The mirror malfunction helps explains how Larson snuck past him for third place with three laps to go. But Busch then followed Larson past Martin Truex Jr. to take second before going into the lead -- for the first time in the race -- on the final lap.
The Kurt Busch or previous years, who struggled with anger issues, might have come unhinged after losing his mirror, since restrictor plate racing at Daytona is about mirror driving. Instead, Busch asked himself what Ashley would do?
"She laughs at stuff like this. I'm laughing at it, too." Busch said he reverted to his days of driving Dwarf cars as a teenager in Las Vegas, since they didn't have mirrors, and to what his father had taught him. "You go off intuition, off momentum, off sound of other cars."
Nobody was happier at the result than Tony Gibson, known as the "Old Man," who won his first Daytona 500 as a crew chief after 15 years of trying. The gruff Gibson, 52, was born at nearby Halifax Medical Center. He got his nickname for acting more like he was 62 for the last 10 seasons. But he hollered like a happy kid after the race.
If it's possible for a retired driver to win the Daytona 500, then Tony Stewart defied time by helping to get his SHR team to the Harley J. Earl trophy for the first time. Stewart won more than his share of races at Daytona, but never the vaunted 500.

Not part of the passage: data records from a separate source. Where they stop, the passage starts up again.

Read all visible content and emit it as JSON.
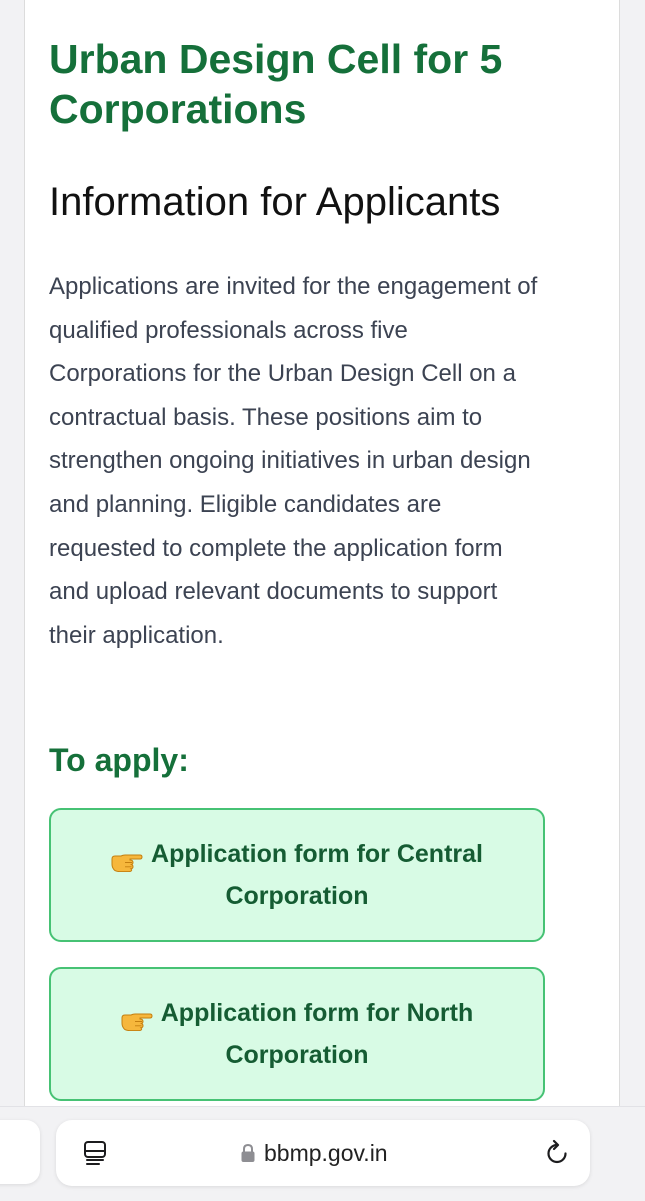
{
  "header": {
    "title": "Urban Design Cell for 5 Corporations",
    "subtitle": "Information for Applicants"
  },
  "main": {
    "description": "Applications are invited for the engagement of qualified professionals across five Corporations for the Urban Design Cell on a contractual basis. These positions aim to strengthen ongoing initiatives in urban design and planning. Eligible candidates are requested to complete the application form and upload relevant documents to support their application.",
    "apply_heading": "To apply:",
    "application_links": [
      {
        "label": "Application form for Central Corporation",
        "icon": "pointing-hand-icon"
      },
      {
        "label": "Application form for North Corporation",
        "icon": "pointing-hand-icon"
      }
    ]
  },
  "browser": {
    "url": "bbmp.gov.in",
    "reader_icon": "reader-mode-icon",
    "lock_icon": "lock-icon",
    "reload_icon": "reload-icon"
  },
  "colors": {
    "heading_green": "#15703a",
    "button_bg": "#d8fbe5",
    "button_border": "#46c274"
  }
}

"When you've grown up all your life as a race car driver you want to win it as a driver," said Stewart. "For every driver, there's a point where you step out of the car and you do something different. To have an opportunity to come back this year as an owner and still have the opportunity to be where we're at right now, I mean, that's a pretty exciting feeling."
The SHR team's new racing marriage and an arduous switch to Ford from Chevy during the off-season likely played a role. All the teams pitted for the last time on the same lap under caution, but it was the Ford V8s built by Roush Yates Engines that ran to the finish and took four of the top six positions.
Runner-up Blaney's Ford coughed but still came home second despite his rambunctious efforts that likely used up fuel as the laps wound down.
Given that NASCAR altered the format for the first time since the original Daytona 500 in 1959, it was a race for the ages, too. There is no looking back -- no rear-view mirror -- now that the three-stage format is in place for all of the sanctioning body's three major traveling series.
Time will tell if rubbing is racing has indeed turned into wrecking is racing and the survival of the least damaged.